The Los Angeles Dodgers and utility starter Chris Taylor are nearing an agreement on a new contract ahead of the Major League Baseball's looming lockout, according to The Athletic's Ken Rosenthal. Rosenthal adds that the deal is worth $60 million over four years with an option for a fifth season that would increase the total value to $73 million.
Taylor is the first notable free agent the Dodgers have retained this winter, having previously allowed Corey Seager (Texas Rangers), Max Scherzer (New York Mets) and Corey Knebel (Philadelphia Phillies) to depart to greener pastures. Taylor, 31 years old, entered the winter ranked by CBS Sports as the 12th best free agent available:

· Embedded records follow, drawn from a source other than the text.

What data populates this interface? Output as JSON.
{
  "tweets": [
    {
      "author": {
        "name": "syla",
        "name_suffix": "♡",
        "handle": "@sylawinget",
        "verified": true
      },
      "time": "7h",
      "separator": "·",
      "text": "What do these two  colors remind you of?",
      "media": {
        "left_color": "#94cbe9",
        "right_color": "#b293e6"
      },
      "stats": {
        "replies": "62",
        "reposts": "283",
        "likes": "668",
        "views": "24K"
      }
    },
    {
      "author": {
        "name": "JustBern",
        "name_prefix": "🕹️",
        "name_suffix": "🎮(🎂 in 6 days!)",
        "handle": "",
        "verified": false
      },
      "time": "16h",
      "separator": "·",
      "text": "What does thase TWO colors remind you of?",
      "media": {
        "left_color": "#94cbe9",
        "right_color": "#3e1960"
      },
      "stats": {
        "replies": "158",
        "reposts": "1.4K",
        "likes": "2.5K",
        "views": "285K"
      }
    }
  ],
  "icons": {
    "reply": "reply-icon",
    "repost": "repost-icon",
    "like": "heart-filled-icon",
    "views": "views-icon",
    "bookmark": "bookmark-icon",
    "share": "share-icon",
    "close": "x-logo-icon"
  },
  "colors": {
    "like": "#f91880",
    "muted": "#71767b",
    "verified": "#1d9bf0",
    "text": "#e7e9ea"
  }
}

Perhaps this is an overzealous ranking, but in our estimation there's a perfect syzygy in place for Taylor to get paid. He has his own track record of being an above-average hitter; he has a ton of positional versatility (at a time when teams are obsessing over such a thing); and he can draft off the success Enrique Hernández had last season in Boston. Taylor is a fit in virtually every team's lineup, and so there's even a chance for a few contenders to get into a bidding war in an effort to lure him away from Los Angeles. Again, this could prove to be a wee too high a ranking for him; we'll take our chances, though.
Taylor originally joined the Dodgers during the 2016 season as part of a then-small trade with the Seattle Mariners that swapped him and pitcher Zach Lee. It wasn't until the following season that he emerged as a pivotal piece of the Dodgers roster. In five full seasons with Los Angeles, he batted .265/.343/.461 (114 OPS+) with 78 home runs. All together, his play as a Dodger has been estimated to be worth nearly 15 Wins Above Replacement, per the calculations of Baseball Reference.